9 kWh LiB implies this may be a plug-in which would make a LOT of sense. They didn't mention the output of the stack which might give it away if it is a plug-in . The range seems low though. 300 miles NEDC is likely not much more than 200 EPA ...particularly f you're starting off with 20-30 miles of battery.

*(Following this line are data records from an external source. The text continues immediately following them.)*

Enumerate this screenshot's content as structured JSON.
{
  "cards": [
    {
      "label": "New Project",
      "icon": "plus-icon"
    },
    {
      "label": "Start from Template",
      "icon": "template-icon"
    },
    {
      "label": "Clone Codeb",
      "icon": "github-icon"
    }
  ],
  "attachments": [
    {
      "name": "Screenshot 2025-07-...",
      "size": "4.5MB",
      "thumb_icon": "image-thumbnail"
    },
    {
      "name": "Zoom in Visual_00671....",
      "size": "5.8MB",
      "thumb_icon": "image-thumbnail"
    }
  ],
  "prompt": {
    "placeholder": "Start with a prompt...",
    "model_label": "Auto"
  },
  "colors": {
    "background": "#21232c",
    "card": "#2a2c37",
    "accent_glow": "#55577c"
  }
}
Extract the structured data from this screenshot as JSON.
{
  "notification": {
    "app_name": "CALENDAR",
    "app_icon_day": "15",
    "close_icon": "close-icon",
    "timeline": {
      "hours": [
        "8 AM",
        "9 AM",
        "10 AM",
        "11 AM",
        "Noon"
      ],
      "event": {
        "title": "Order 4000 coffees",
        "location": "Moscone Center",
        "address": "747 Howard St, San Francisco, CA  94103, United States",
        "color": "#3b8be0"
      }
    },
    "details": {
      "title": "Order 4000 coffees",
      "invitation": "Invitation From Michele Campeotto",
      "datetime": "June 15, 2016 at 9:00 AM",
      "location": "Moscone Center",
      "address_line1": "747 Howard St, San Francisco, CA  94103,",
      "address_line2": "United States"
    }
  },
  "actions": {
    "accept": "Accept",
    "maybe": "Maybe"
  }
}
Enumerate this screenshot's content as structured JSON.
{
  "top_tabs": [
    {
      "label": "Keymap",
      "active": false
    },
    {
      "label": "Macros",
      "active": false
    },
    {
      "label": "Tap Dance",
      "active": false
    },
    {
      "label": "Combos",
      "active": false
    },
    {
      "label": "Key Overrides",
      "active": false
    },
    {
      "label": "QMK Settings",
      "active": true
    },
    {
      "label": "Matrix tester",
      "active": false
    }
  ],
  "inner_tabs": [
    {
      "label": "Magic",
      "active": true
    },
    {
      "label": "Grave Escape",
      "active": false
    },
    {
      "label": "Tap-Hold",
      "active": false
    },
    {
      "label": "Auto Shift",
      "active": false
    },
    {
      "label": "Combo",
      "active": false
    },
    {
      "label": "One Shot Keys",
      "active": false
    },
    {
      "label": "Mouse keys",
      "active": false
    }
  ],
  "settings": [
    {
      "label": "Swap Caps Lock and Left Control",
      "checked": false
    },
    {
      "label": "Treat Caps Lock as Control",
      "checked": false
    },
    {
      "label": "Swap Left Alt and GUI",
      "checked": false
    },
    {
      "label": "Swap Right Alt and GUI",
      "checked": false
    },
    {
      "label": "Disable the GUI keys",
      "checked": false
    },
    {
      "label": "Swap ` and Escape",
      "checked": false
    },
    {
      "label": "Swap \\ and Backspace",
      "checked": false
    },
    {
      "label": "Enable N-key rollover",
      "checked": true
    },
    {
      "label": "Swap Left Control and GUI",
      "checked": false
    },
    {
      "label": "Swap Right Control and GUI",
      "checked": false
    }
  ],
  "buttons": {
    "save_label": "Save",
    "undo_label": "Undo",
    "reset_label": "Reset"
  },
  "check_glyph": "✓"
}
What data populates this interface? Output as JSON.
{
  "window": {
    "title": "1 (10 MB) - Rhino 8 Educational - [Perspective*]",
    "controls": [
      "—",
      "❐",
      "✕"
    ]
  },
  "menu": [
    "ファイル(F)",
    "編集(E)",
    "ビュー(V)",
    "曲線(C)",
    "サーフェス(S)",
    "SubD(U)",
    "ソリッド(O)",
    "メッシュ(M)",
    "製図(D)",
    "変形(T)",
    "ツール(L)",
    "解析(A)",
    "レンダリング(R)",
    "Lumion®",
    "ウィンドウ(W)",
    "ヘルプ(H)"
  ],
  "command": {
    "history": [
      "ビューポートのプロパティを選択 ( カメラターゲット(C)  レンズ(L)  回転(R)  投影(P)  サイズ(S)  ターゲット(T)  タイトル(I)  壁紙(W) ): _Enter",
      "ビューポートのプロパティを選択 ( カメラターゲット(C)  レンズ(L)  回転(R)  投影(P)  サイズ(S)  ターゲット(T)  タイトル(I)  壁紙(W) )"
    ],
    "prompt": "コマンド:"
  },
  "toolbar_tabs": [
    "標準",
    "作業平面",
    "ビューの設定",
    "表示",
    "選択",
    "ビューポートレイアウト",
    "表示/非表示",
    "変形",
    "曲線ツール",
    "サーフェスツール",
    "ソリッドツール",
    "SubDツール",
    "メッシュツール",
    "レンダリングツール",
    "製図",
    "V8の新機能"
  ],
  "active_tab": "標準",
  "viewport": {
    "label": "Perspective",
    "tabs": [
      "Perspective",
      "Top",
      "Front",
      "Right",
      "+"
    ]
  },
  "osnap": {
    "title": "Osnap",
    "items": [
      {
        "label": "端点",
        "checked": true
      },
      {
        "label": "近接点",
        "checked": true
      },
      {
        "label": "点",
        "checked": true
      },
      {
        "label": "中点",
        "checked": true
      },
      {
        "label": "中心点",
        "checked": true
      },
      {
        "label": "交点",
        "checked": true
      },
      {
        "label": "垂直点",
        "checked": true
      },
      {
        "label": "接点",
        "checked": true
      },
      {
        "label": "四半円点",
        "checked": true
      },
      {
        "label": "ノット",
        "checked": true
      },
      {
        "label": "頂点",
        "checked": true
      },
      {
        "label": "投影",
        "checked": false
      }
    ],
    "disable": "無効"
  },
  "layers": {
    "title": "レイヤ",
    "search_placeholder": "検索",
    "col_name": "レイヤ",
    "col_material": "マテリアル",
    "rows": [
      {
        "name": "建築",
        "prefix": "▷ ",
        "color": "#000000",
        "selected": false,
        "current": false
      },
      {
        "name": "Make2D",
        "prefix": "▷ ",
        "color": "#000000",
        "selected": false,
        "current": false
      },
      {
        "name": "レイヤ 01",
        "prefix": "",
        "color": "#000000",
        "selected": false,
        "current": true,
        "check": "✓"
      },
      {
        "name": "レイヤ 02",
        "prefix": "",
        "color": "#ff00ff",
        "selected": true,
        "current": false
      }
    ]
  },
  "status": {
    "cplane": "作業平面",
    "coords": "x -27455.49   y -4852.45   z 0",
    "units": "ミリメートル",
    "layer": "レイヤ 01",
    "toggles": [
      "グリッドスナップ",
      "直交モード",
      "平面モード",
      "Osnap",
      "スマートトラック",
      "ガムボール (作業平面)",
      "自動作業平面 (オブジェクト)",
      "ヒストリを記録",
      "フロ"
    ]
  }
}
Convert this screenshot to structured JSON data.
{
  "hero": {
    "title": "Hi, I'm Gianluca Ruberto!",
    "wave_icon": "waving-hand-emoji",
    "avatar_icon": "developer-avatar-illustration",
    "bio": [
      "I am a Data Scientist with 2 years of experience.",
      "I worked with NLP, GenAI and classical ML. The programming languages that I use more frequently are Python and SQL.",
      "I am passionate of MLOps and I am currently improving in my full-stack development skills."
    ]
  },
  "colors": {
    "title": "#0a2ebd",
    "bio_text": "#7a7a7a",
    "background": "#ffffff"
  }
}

> 1) lighter more performance (from 200 Wh/Kg to 600+ Wh/Kg), I believe this is a false requirement believed by those who think that BEVs need to be able to have 500 mile per charge ranges in order to compete. Based on consumer surveys I believe that mid-range BEVs (140-190 mile range) can satisfy most consumers who have the good fortune to live in moderate climates. Like you most BEV enthusiasts disagree with me. If they 2018 Leaf supports an adequate charge rate we should have our answer next year. 2) price has to drop from $150+/kWh to less than $75/kWh, Essentially you're saying that battery prices need to drop in half in order for BEVs to be competitive. I agree with that. battery prices dropped by an average of 14% per year from 2010 thru 2014. From 2015-2016 the pace of price decline increased to 16% per year. At that rate it takes four years for prices to drop in half. In 2016 a Nissan director stated that it was cheaper to build short range BEVs than it was to build [parallel] hybrids. Put those two tidbits of info together and by 2020 we can expect midrange BEVs to be cheaper than parallel hybrids. Add to that the knowledge that consumers have a strong preference for electric drive vehicles. How strong? Consumer surveys show they are wiling to pay up to $5,000 more for a BEV. 3) recharge time reduced from 60 minutes to 10 minutes, More accurately the 40-50 minutes needs to be reduced but how low? Consumer surveys show that in the US that needs to be reduced to 20 minutes. In Europe they require a reduction to 30 minutes. Not only do batteries have to improve but the charging infrastructure also has to improve. The ability to satisfy consumers expectations is possible with existing battery technologies but this involves a bit too much explanation for me to put here. I'll explain this and consumer range requirements n separate post. > 4) duration from 6-8 years to 12-16 years. 6 years? Most EVs sold n the US in 2017 were sold in California. The batteries on EVs sold in CA are required to have a minimum of an 8 year warranty. It would be as silly to expect a battery to fail at 8 years as it would to expect an ICEV drive train to fail after 5 years just because that is the length of the warranty. Those expensive FC high pressure fuel tanks are an exception as they currently have a 10 year expiration date. If FCs ever sell in volume the laws may change. If you exclude Nissan's gen 1 batteries (which are the only ones which lack thermal management) and the early Tesla roadster batteries there are no significant reports of battery failures. Moreover Jef Dahn has said that in his teams first year they exceeded their goal of doubling the life of Tesla's batteries. Since it generally takes a couple of years for design improvements to make it to production we can expect this in 2018 or 2019. I don't expect this to have a significant change in transportation but it we would expect it to gut the cost in half for grid storage. > Meanwhile, improved FCs will soon meet the above specs but H2 price has to drop from $10/Kg to about $3.50/Kg to make FCEVs competitive. Another 10 years may be required. How soon is soon? Hyundai just gave us details of their 2.5 year update. The most significant improvement was the 9% efficiency increase which will help reduce the cost of fuel consumption by about 9% and extend the range. They also standardized on a single size tank rather than two different sizes. This will allow them to reduce production costs slightly. Those are welcome improvements but not what FC needs. They need dramatic reductions in the costs of their vehicles. Absent from Hyundai's announcement was any indication that there would be any price reduction. They're still leasing these and not selling them which is a clue that they don't view them to be ready for prime time. If "soon" is before 2020 don't expect it to be from Hyundai.